  • The technology: The Newport Wafer Fab does not produce state-of-the-art semiconductors, its semiconductors are 180 nanometers or larger.  However, it has several contracts with the UK defense, and it is one of only four silicon and compound semiconductor producers in the UK.

Quick take: Although Newport Wafer Fab’s technology is not cutting-edge that does not mean that its acquisition should not immediately be discarded as a matter of national security. Relevance to national security should not be weighed exclusively on innovation but also on supply. The fact that a producer has contracts with a country’s defense apparatus and that it is one of the few producers available should be reason enough to consider blocking an acquisition.

Read more:

China votes against Russia’s suspension from the UN Human Rights Council

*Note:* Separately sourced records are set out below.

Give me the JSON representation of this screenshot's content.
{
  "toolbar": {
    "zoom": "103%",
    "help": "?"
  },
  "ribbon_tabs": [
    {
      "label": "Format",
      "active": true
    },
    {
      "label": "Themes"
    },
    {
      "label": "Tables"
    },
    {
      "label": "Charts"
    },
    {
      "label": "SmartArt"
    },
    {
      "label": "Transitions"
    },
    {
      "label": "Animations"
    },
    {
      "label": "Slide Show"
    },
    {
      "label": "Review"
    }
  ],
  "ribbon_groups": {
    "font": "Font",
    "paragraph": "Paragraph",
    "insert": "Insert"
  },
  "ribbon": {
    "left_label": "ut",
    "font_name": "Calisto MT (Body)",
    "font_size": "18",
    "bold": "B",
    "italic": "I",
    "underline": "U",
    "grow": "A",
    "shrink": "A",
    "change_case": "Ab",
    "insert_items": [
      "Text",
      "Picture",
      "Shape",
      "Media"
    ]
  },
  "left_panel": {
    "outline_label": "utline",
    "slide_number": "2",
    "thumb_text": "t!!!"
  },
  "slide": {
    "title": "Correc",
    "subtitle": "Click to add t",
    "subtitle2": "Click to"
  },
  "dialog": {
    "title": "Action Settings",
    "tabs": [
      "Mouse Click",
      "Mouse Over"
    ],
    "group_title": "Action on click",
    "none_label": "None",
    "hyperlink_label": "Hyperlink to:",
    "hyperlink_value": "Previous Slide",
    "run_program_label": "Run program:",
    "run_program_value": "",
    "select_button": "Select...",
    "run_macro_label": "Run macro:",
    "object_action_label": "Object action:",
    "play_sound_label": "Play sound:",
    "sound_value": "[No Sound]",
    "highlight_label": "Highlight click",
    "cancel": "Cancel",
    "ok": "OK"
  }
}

On April 7, following the atrocities committed by the Russian army in Ukraine, the Ukrainian ambassador to the UN presented a resolution to suspend Russia from the United Nations Human Rights Council (UNHRC). The resolution passed with 93 votes in favor, and Russia was suspended.  

What you need to know:

  • The vote: 93 countries voted in favor, 24 against and 58 abstained. In March, when the General Assembly voted to condemn the Russian invasion of Ukraine 141 voted in favor, 5 against and 35 abstained. Amongst those that made the transition from abstention to voting against was the PRC.
  • EU-China Human Rights Dialogue: Just a few days before the vote in the UN General Assembly, on April 1 at the EU-China summit, China had agreed to reopen a human rights dialogue with the EU.

Quick take:
Since China sees the concept of human rights enshrined in the UN Charter as Western-formulated, it was never going to abstain on this vote as it had previously. In this regard, the reopening of the EU-China dialogue on human rights should be interpreted as a sign of China’s will to foster a relationship with the EU as positive as realistically possible rather than as an actual commitment to improving human rights conditions within its borders.

Read more:

Short Takes

Beijing is planning to ratify two forced labor related International Labor Organization conventions in a move linked to the Comprehensive Agreement on Investment. The decision is unlikely to unlock the possibility of CAI ratification by the EU as bilateral and geopolitical concerns remain in place.

The European Commission is planning to run this year’s edition of the European Development Days between June 21-22 with the key focus on its Global Gateway, a development initiative oftentimes described as the EU’s response to the Belt and Road Initiative.

The first ever mission of Swedish lawmakers to Taiwan commenced with a 5-day visit to the self-ruled island on April 10. MEP Charles Weimers, the rapporteur on relations with Taiwan at the Committee on Foreign Relations, was among the participants.

The European Union Chamber of Commerce in China sent a letter to the Chinese authorities explaining the disruptions caused by COVID regulations to European businesses. According to data by the German Chamber of Commerce in China, 46 percent of German companies’ supply chains were “completely disrupted or severely impacted.”

On April 3, China-friendly Fidesz party won a fourth consecutive majority of seats in Hungary’s parliamentary elections, securing another term for Viktor Orbán. The election could have had a significant negative impact on Chinese projects in the country, as the opposition vowed to review the controversial Belgrade-Budapest railway and Fudan University Budapest campus projects.

Scheduled to open in 2022, TikTok has now delayed the opening of its data center in Ireland, its first center within the EU, until 2023. The company is currently storing European users’ data within servers in Singapore and in the United States, while its European “transparency and accountability center” operates online.